2.png

Agree or disagree: oil and gas companies should adopt carbon management technologies

3.png

Agree or disagree: government should promote, incentivize, and subsidize carbon management technologies

q13_4_wt.png

Report

Media release

 

Principal Investigators

Gail Buttorff, Co-Director, Survey Research Institute and Assistant Instructional Professor, Hobby School of Public Affairs

Francisco Cantú, Co-Director, Survey Research Institute and Associate Professor, Department of Political Science

Ramanan Krishnamoorti, Chief Energy Officer, UH Energy and Professor of Chemical and Biomolecular Engineering, Petroleum Engineering and Chemistry

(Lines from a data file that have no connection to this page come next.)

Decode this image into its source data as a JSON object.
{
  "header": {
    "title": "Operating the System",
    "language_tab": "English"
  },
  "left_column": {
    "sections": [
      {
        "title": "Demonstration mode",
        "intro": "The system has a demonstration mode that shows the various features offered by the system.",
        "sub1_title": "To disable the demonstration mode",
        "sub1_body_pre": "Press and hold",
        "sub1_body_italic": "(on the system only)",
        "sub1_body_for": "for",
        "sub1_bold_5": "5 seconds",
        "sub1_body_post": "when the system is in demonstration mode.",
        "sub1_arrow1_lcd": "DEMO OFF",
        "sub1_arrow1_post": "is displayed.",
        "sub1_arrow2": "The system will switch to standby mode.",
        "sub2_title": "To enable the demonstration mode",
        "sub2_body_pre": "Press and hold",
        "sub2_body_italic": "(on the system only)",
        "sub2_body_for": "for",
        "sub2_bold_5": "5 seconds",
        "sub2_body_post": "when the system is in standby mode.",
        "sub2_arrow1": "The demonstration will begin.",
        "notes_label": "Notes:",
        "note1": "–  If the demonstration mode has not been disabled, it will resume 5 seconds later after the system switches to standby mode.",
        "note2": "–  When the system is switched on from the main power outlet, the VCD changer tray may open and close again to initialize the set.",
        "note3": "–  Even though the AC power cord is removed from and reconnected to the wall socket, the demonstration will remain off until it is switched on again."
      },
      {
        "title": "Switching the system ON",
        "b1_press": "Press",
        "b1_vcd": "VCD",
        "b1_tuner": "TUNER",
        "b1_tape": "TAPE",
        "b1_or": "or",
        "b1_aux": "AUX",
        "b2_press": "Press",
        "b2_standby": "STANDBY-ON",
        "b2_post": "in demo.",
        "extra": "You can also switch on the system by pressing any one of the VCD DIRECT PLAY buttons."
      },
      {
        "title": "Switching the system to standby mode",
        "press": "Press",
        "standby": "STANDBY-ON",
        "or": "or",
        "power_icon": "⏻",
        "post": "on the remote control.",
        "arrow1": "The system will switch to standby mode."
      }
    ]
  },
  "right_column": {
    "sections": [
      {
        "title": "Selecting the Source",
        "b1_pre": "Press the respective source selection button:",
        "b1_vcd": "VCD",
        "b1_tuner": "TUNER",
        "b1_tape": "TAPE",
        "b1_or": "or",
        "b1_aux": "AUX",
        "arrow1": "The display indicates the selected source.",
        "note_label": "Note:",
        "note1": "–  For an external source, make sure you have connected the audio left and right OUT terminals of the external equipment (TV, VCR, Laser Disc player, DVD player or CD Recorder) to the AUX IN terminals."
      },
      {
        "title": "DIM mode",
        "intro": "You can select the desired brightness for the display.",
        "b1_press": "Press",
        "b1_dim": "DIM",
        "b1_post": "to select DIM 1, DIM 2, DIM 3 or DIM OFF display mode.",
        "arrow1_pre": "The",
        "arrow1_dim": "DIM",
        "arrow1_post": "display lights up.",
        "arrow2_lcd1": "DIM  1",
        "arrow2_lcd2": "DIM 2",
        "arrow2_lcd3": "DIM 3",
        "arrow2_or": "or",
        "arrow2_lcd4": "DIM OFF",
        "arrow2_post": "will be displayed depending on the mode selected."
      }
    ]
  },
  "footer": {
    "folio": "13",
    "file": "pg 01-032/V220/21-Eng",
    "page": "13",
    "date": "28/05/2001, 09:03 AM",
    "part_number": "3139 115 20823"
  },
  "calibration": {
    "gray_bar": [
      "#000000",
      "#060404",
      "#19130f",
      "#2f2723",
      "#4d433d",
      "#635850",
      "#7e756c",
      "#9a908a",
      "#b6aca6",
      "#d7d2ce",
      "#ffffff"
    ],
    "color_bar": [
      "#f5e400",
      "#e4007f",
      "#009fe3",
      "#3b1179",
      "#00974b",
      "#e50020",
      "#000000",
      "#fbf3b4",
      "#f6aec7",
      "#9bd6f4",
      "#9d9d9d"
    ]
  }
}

Pablo M. Pinto, Director, Center for Public Policy and Associate Professor, Hobby School of Public Affairs

Researchers

Aparajita Datta, Graduate Assistant, UH Energy and PhD Student, Department of Political Science

Yewande O. Olapade, Post-Doctoral Fellow, Hobby School of Public Affairs